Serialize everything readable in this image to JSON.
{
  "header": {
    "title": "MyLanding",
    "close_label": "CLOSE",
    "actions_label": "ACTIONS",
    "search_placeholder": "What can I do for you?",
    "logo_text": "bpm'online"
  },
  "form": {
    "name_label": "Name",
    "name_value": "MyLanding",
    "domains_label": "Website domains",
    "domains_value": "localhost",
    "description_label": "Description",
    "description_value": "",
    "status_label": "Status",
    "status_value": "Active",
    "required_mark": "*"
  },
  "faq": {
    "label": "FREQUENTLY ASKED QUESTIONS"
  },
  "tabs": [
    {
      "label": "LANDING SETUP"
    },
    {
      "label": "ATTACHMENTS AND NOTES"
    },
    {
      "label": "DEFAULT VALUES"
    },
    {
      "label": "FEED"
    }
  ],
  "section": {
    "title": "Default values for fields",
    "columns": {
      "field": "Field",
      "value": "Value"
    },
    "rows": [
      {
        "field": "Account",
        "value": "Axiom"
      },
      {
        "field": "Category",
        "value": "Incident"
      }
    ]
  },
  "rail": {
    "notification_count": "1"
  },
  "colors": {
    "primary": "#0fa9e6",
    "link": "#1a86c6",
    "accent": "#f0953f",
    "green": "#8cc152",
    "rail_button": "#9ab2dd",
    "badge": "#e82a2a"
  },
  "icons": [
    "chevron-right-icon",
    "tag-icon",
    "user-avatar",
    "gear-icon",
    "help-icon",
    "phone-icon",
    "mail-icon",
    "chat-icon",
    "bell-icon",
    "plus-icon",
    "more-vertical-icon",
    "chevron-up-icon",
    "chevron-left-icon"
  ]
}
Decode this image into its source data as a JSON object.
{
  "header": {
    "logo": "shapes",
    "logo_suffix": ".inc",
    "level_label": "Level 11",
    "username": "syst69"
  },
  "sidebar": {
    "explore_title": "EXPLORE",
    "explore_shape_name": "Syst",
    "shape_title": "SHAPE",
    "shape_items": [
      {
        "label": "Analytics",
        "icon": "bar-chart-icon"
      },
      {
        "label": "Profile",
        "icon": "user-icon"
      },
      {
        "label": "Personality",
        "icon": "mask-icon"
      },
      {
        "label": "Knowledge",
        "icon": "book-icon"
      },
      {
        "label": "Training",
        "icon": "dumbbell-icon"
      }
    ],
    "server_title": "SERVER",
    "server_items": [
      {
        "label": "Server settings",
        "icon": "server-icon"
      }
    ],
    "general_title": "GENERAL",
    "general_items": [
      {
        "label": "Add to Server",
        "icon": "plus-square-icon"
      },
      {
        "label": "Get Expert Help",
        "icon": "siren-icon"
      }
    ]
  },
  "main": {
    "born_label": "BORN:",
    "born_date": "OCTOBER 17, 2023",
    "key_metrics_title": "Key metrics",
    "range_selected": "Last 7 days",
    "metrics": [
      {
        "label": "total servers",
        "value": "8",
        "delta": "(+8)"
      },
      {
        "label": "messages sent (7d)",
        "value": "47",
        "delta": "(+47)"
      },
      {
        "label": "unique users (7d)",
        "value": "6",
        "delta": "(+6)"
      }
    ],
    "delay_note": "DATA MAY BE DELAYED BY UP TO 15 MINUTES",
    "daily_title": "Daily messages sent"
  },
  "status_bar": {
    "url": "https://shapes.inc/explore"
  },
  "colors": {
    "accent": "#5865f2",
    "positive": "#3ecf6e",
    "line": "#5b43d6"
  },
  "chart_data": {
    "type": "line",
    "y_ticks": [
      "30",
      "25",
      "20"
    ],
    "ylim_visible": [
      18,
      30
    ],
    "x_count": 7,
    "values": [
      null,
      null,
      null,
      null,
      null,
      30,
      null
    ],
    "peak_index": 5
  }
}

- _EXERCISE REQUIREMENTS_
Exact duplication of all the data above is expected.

- _OUTPUT BELOW_
Serialize everything readable in this image to JSON.
{
  "header": {
    "title": "MyLanding",
    "close_label": "CLOSE",
    "actions_label": "ACTIONS",
    "search_placeholder": "What can I do for you?",
    "logo_text": "bpm'online"
  },
  "form": {
    "name_label": "Name",
    "name_value": "MyLanding",
    "domains_label": "Website domains",
    "domains_value": "localhost",
    "description_label": "Description",
    "description_value": "",
    "status_label": "Status",
    "status_value": "Active",
    "required_mark": "*"
  },
  "faq": {
    "label": "FREQUENTLY ASKED QUESTIONS"
  },
  "tabs": [
    {
      "label": "LANDING SETUP"
    },
    {
      "label": "ATTACHMENTS AND NOTES"
    },
    {
      "label": "DEFAULT VALUES"
    },
    {
      "label": "FEED"
    }
  ],
  "section": {
    "title": "Default values for fields",
    "columns": {
      "field": "Field",
      "value": "Value"
    },
    "rows": [
      {
        "field": "Account",
        "value": "Axiom"
      },
      {
        "field": "Category",
        "value": "Incident"
      }
    ]
  },
  "rail": {
    "notification_count": "1"
  },
  "colors": {
    "primary": "#0fa9e6",
    "link": "#1a86c6",
    "accent": "#f0953f",
    "green": "#8cc152",
    "rail_button": "#9ab2dd",
    "badge": "#e82a2a"
  },
  "icons": [
    "chevron-right-icon",
    "tag-icon",
    "user-avatar",
    "gear-icon",
    "help-icon",
    "phone-icon",
    "mail-icon",
    "chat-icon",
    "bell-icon",
    "plus-icon",
    "more-vertical-icon",
    "chevron-up-icon",
    "chevron-left-icon"
  ]
}
Decode this image into its source data as a JSON object.
{
  "header": {
    "logo": "shapes",
    "logo_suffix": ".inc",
    "level_label": "Level 11",
    "username": "syst69"
  },
  "sidebar": {
    "explore_title": "EXPLORE",
    "explore_shape_name": "Syst",
    "shape_title": "SHAPE",
    "shape_items": [
      {
        "label": "Analytics",
        "icon": "bar-chart-icon"
      },
      {
        "label": "Profile",
        "icon": "user-icon"
      },
      {
        "label": "Personality",
        "icon": "mask-icon"
      },
      {
        "label": "Knowledge",
        "icon": "book-icon"
      },
      {
        "label": "Training",
        "icon": "dumbbell-icon"
      }
    ],
    "server_title": "SERVER",
    "server_items": [
      {
        "label": "Server settings",
        "icon": "server-icon"
      }
    ],
    "general_title": "GENERAL",
    "general_items": [
      {
        "label": "Add to Server",
        "icon": "plus-square-icon"
      },
      {
        "label": "Get Expert Help",
        "icon": "siren-icon"
      }
    ]
  },
  "main": {
    "born_label": "BORN:",
    "born_date": "OCTOBER 17, 2023",
    "key_metrics_title": "Key metrics",
    "range_selected": "Last 7 days",
    "metrics": [
      {
        "label": "total servers",
        "value": "8",
        "delta": "(+8)"
      },
      {
        "label": "messages sent (7d)",
        "value": "47",
        "delta": "(+47)"
      },
      {
        "label": "unique users (7d)",
        "value": "6",
        "delta": "(+6)"
      }
    ],
    "delay_note": "DATA MAY BE DELAYED BY UP TO 15 MINUTES",
    "daily_title": "Daily messages sent"
  },
  "status_bar": {
    "url": "https://shapes.inc/explore"
  },
  "colors": {
    "accent": "#5865f2",
    "positive": "#3ecf6e",
    "line": "#5b43d6"
  },
  "chart_data": {
    "type": "line",
    "y_ticks": [
      "30",
      "25",
      "20"
    ],
    "ylim_visible": [
      18,
      30
    ],
    "x_count": 7,
    "values": [
      null,
      null,
      null,
      null,
      null,
      30,
      null
    ],
    "peak_index": 5
  }
}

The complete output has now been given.